Identify and pull out each line of the entries in which "icon" occurs.

— Dataset items —
● ● ●

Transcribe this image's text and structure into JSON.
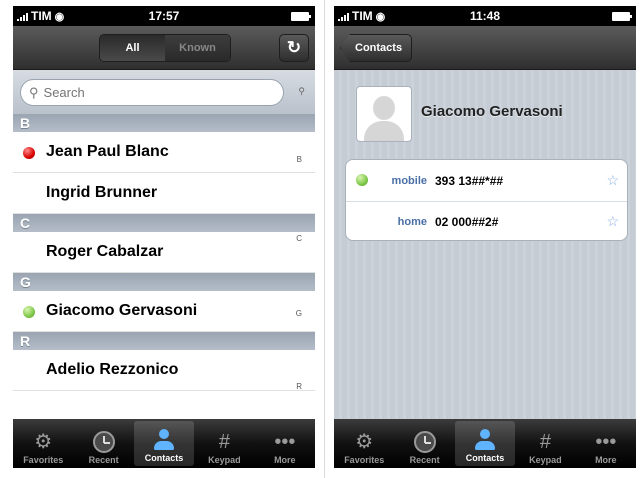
{
  "left_phone": {
    "status": {
      "carrier": "TIM",
      "time": "17:57"
    },
    "nav": {
      "segments": [
        "All",
        "Known"
      ],
      "refresh_icon": "refresh-icon"
    },
    "search": {
      "placeholder": "Search"
    },
    "sections": [
      {
        "letter": "B",
        "rows": [
          {
            "name": "Jean Paul Blanc",
            "status": "busy",
            "status_color": "#d70000"
          },
          {
            "name": "Ingrid Brunner",
            "status": "none"
          }
        ]
      },
      {
        "letter": "C",
        "rows": [
          {
            "name": "Roger Cabalzar",
            "status": "none"
          }
        ]
      },
      {
        "letter": "G",
        "rows": [
          {
            "name": "Giacomo Gervasoni",
            "status": "available",
            "status_color": "#7fc84a"
          }
        ]
      },
      {
        "letter": "R",
        "rows": [
          {
            "name": "Adelio Rezzonico",
            "status": "none"
          }
        ]
      }
    ],
    "index": [
      "B",
      "C",
      "G",
      "R"
    ]
  },
  "right_phone": {
    "status": {
      "carrier": "TIM",
      "time": "11:48"
    },
    "nav": {
      "back_label": "Contacts"
    },
    "contact": {
      "name": "Giacomo Gervasoni",
      "phones": [
        {
          "label": "mobile",
          "number": "393 13##*##",
          "status": "available"
        },
        {
          "label": "home",
          "number": "02 000##2#",
          "status": "none"
        }
      ]
    }
  },
  "tabbar": {
    "tabs": [
      {
        "label": "Favorites",
        "icon": "gear-icon"
      },
      {
        "label": "Recent",
        "icon": "clock-icon"
      },
      {
        "label": "Contacts",
        "icon": "person-icon",
        "active": true
      },
      {
        "label": "Keypad",
        "icon": "hash-icon"
      },
      {
        "label": "More",
        "icon": "ellipsis-icon"
      }
    ]
  },
  "colors": {
    "accent": "#5fb3ff",
    "online": "#7fc84a",
    "busy": "#d70000",
    "section_header": "#a6b0bc"
  }
}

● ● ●

— RESPONSE —
      "refresh_icon": "refresh-icon"
        "icon": "gear-icon"
        "icon": "clock-icon"
        "icon": "person-icon",
        "icon": "hash-icon"
        "icon": "ellipsis-icon"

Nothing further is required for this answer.